Most real estate watchers are in agreement that markets are getting better, but whether or not we can say that means things are returning to ‘normal’ remains to be seen. We’re seeing a recovery of sorts, but a closer look at the stats reveals numerous anomalies in the state of the real estate market’s health that would seem to suggest that we’re far from a return to ‘normal’ conditions.
Or could it just be that our vision of ‘normal’ itself is undergoing a transition? This is the question that Fannie Mae recently tried to answer…
Fannie Mae’s recent report Transition to ‘Normal’? points out that a large degree of uncertainty remains over both the housing market and the larger economy.
“Our forecast is that 2013 and 2014 will exhibit below-potential economic growth.

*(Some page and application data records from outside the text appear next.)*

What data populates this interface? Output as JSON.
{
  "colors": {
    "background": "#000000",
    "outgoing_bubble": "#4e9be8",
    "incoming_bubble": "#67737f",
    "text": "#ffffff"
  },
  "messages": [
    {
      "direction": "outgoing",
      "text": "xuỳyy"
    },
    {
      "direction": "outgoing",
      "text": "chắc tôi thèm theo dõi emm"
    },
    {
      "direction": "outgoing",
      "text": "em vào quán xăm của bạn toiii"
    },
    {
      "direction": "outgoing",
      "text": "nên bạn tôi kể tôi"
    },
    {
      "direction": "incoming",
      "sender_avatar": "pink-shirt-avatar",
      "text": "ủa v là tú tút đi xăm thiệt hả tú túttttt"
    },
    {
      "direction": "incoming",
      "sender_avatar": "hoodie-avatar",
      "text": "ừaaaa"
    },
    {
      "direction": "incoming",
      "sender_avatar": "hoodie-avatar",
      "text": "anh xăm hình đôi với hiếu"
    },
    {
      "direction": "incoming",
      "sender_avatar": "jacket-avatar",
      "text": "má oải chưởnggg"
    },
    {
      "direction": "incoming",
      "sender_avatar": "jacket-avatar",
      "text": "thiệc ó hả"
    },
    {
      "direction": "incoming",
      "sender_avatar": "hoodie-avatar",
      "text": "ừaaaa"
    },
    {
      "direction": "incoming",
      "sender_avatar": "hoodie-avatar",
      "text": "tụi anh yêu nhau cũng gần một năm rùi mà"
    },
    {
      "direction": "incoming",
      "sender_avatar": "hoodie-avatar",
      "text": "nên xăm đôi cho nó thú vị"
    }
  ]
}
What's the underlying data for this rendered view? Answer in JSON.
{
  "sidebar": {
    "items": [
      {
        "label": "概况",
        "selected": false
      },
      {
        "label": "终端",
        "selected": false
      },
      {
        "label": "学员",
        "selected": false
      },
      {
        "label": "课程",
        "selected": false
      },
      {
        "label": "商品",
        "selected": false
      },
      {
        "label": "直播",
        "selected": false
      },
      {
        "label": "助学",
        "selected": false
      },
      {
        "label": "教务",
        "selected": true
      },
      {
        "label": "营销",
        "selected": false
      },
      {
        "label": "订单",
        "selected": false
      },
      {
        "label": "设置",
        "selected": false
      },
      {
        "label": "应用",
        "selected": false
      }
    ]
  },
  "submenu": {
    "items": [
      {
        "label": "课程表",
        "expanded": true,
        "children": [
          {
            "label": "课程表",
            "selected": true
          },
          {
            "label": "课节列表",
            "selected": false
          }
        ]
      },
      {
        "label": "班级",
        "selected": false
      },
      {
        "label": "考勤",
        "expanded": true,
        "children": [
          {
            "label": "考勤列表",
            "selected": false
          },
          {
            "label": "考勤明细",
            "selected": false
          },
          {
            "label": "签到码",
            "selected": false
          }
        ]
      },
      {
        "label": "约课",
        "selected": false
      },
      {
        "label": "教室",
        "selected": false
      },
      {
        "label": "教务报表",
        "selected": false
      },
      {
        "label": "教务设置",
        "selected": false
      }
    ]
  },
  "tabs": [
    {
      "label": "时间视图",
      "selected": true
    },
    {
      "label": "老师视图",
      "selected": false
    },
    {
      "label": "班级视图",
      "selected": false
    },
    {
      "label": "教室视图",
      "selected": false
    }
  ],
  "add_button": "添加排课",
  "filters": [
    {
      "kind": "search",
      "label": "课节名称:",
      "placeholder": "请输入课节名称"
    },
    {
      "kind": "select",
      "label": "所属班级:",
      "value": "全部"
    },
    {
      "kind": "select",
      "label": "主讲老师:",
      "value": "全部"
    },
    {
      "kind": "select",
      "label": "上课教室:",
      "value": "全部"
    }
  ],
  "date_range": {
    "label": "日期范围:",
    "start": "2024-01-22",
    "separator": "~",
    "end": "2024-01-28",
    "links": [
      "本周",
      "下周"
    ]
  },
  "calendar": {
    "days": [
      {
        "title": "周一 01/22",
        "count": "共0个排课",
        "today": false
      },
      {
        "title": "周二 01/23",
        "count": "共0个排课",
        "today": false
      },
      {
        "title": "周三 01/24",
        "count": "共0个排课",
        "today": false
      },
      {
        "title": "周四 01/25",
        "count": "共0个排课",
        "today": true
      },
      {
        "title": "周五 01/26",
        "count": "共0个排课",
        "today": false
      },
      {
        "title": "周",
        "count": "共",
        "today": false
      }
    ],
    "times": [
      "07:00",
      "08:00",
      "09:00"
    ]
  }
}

This is despite the fact that we expect the housing rebound will continue and that the economy will benefit from the gradual increased growth of U.S.-based manufacturing, as well as the expansion of domestic energy production.”
Here’s a quick summary of the main points highlighted in Fannie’s report:
Interest rates to stay low
Despite some arguing to the contrary, Fannie Mae is of the opinion that rates will remain at their current low level for quite a few years at least. The mortgage giant predicts that rates will remain lower than 4.2% until at least the end of 2014.
Fannie Mae is predicting that the recent boom in refinancing will come to a close, saying that 2013 is likely to be the first of several transitional years as finance markets revert to a ‘normal’ balance between refinance and purchase-related activity.
Cost of FHA loans to rise
It’s likely that more costs will be assigned to loans under the Federal Housing Administration.
Foreclosure rates to fall
With both homeowners and banks eager to pursue alternatives to foreclosure, such as short sales and refinancing deals, it’s likely that we’ll see foreclosure rates fall even further.
More housing starts
Fannie Mae boldly predicts a 23% rise in the number of housing starts, which would be 60% greater than 2010, when the construction industry hit rock bottom. We’ve already seen evidence of this in the number of new housing permits being granted, although Fannie Mae says that it’ll take until 2016 before we start seeing housing starts reach sustainable levels.
Mortgage originations to rise
Finally, Fannie Mae is expecting mortgage originations to pick up substantially this year in light of its predicted improvements in the housing market, rising to $642 billion from last year’s forecast of $518 billion.
The full report from Fannie Mae can be accessed here.